Although classes have just begun here at Northwestern University, several productions are already well underway. Last weekend I saw a preview of an important part of our season, one that Michael Mahler mentioned in my last article as a huge opportunity for creators of new musicals in Chicagoland.
Each year at Northwestern, a program called the American Music Theatre Project, or AMTP, workshops a new musical that is part of NU's mainstage season. The program gives students the chance to be part of the growth of the show, and in this case, they even get to join a rock band!
This year's AMTP show is The Verona Project, written and directed by Amanda Dehnert. Here's what she has to say about it!
AMANDA DEHNERT: The show is inspired by Shakespeare's Two Gentlemen of Verona, but it takes place in an invented world that is like our own but just different enough to be interesting. People grow up in small towns and go to the city, wondering what's out there in the big world. But they don't have telephones, they talk on tin cans and write letters, and there are dragons and magical things.
It's a love story and a comedy. It's also about how we ultimately have to accept that the time we have on this earth is finite, but that doesn't mean you shouldn't live life as fully as you can and take risks with your heart.
DARCY ROSE COUSSENS: How does the rock band aspect factor into the story?
AD: The idea of the show is that there is a rock band called The Verona Project, and this is a piece they made with songs and stories, movement and projections, and...art! The story is told by the band. It's very open to the audience; it's not a musical where you burst into song and pretend you're not singing. That gives it a spirit of making something you care about and sharing it with other people.
DRC: Verona has had quite a journey so far, what has that been like?
AD: The Verona Project came about when I was asked to direct a production of The Two Gentlemen of Verona for California Shakespeare Theatre. As I was working on it, I found that more and more, I had a really clear idea of who I thought the characters were and the story I wanted them to be in.
And it wasn't Shakespeare's play.
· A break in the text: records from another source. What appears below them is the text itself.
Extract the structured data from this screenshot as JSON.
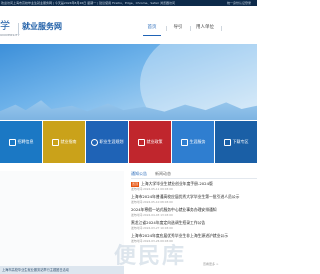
{
  "topbar": {
    "text": "欢迎访问上海市高校毕业生就业服务网 | 今天是2024年8月26日 星期一 | 建议使用 Firefox、Edge、Chrome、Safari 浏览器访问",
    "right_text": "统一身份认证登录"
  },
  "header": {
    "logo_char": "学",
    "logo_sub": "UNIVERSITY",
    "site_name": "就业服务网"
  },
  "nav": {
    "items": [
      {
        "label": "首页",
        "active": true
      },
      {
        "label": "导引",
        "active": false
      },
      {
        "label": "用人单位",
        "active": false
      },
      {
        "label": "",
        "active": false
      }
    ]
  },
  "tiles": [
    {
      "label": "招聘信息",
      "color": "#1b78c4"
    },
    {
      "label": "就业指南",
      "color": "#caa21a"
    },
    {
      "label": "职业生涯规划",
      "color": "#1f63b6"
    },
    {
      "label": "就业政策",
      "color": "#c0262d"
    },
    {
      "label": "生涯服务",
      "color": "#2f7ed0"
    },
    {
      "label": "下载专区",
      "color": "#1a5fa6"
    }
  ],
  "sidebar": {
    "caption": "上海市高校毕业生就业服务站举行主题团日活动"
  },
  "tabs": {
    "items": [
      {
        "label": "通知公告",
        "active": true
      },
      {
        "label": "新闻动态",
        "active": false
      }
    ]
  },
  "news": {
    "items": [
      {
        "title": "上海大学毕业生就业创业年度手册-2024版",
        "date": "发布时间:2024-05-11 09:03:00",
        "badge": "置顶"
      },
      {
        "title": "上海市2024年普通高校应届优秀大学毕业生第一批引进人员公示",
        "date": "发布时间:2024-05-10 08:03:00",
        "badge": ""
      },
      {
        "title": "2024年寒假一站式服务中心就业事务办理安排通知",
        "date": "发布时间:2024-04-03 13:03:00",
        "badge": ""
      },
      {
        "title": "黑龙江省2024年度定向选调生招录工作公告",
        "date": "发布时间:2024-03-27 10:03:00",
        "badge": ""
      },
      {
        "title": "上海市2024年度应届优秀毕业生非上海生源进沪就业公示",
        "date": "发布时间:2024-03-26 09:03:00",
        "badge": ""
      }
    ],
    "more": "查看更多 >"
  },
  "watermark": "便民库"
}
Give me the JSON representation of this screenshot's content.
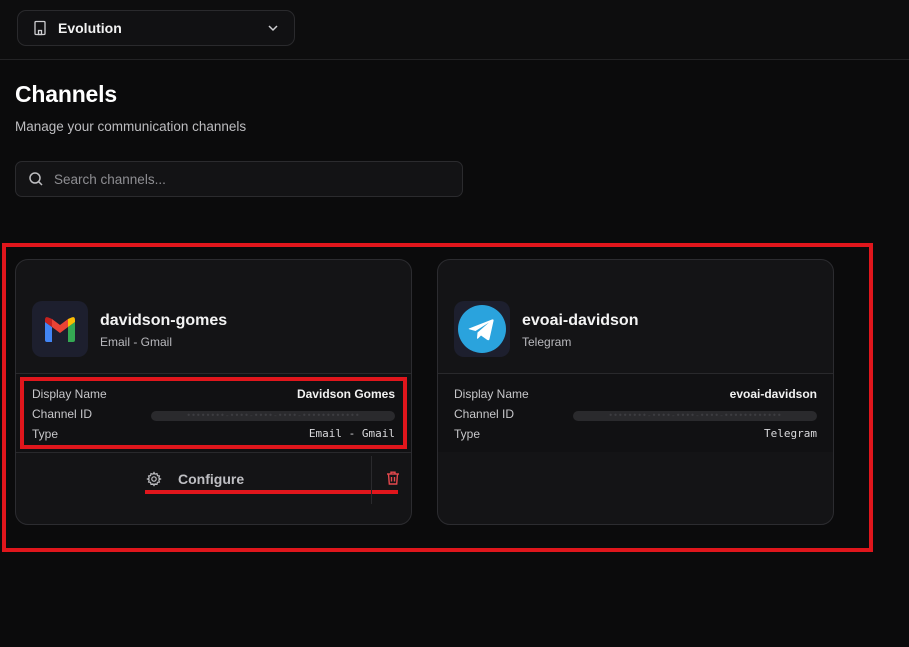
{
  "org_selector": {
    "name": "Evolution"
  },
  "page": {
    "title": "Channels",
    "subtitle": "Manage your communication channels"
  },
  "search": {
    "placeholder": "Search channels..."
  },
  "labels": {
    "display_name": "Display Name",
    "channel_id": "Channel ID",
    "type": "Type",
    "configure": "Configure"
  },
  "channels": [
    {
      "name": "davidson-gomes",
      "type_label": "Email - Gmail",
      "display_name": "Davidson Gomes",
      "channel_id": "••••••••-••••-••••-••••-••••••••••••",
      "type": "Email - Gmail",
      "icon": "gmail-icon"
    },
    {
      "name": "evoai-davidson",
      "type_label": "Telegram",
      "display_name": "evoai-davidson",
      "channel_id": "••••••••-••••-••••-••••-••••••••••••",
      "type": "Telegram",
      "icon": "telegram-icon"
    }
  ],
  "colors": {
    "highlight": "#e0161c",
    "background": "#0b0b0c",
    "card": "#141416",
    "telegram": "#2aa3dd",
    "danger": "#e5484d"
  }
}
It was a different story.
Luckily, they were really open to the idea of me taking it, running with it and turning it into something else. It had its premier production at CalShakes, which went really well, and I started calling around to get a second step for it.
DRC: And that step is AMTP. How did you get involved with the program?
AD: They came to me and asked if I wanted to do Verona here, and around the same time I got an offer for a production at South Coast Repertory in California. It all timed out beautifully. We get to do this developmental step here this fall, and I'm focusing on a lot of things there literally was not enough time to do the first time-- like finish writing the score! Then I get to do the show for another professional production out at South Coast.
You should never think of the work you make as being like an audition for a chance to get to do it again, but it's really hard not to, so I feel really blessed that I don't have to think of this that way.
DRC: In what ways has AMTP helped the show evolve?
AD: It's really cool to be doing this with undergraduate students; there's a level of specificity that they bring to it. Watching them interact with the material, seeing how they relate to it, the kinds of questions they ask, and the kinds of questions they don't ask are all so useful. I can't imagine getting this piece to its next phase without having this opportunity.
I have a totally different cast here, which is really interesting, because I wrote it around the first group of people that I had. It's been so exciting to get new voices and new energy on it, and to see how that takes it to its next level of hopefully universal wonderfulness.
DRC: So, next Verona will head to California, and you have worked all over the country in the past. Is there anything you've found to be different in Chicago compared to other places you've worked?
AD: I think Chicago has really great audiences. I remember even when I was growing up in a south suburb, theater was very much part of the culture of the city. I think that theater made here is really honest, really down to earth.
I also think we're all just trying to do what theater tries to do anywhere, which is tell good stories to people who are interested in hearing them.
If you're interested in hearing The Verona Project, it runs October 19 through November 4 at Northwestern University in Evanston, IL, just north of Chicago. I'll definitely be there!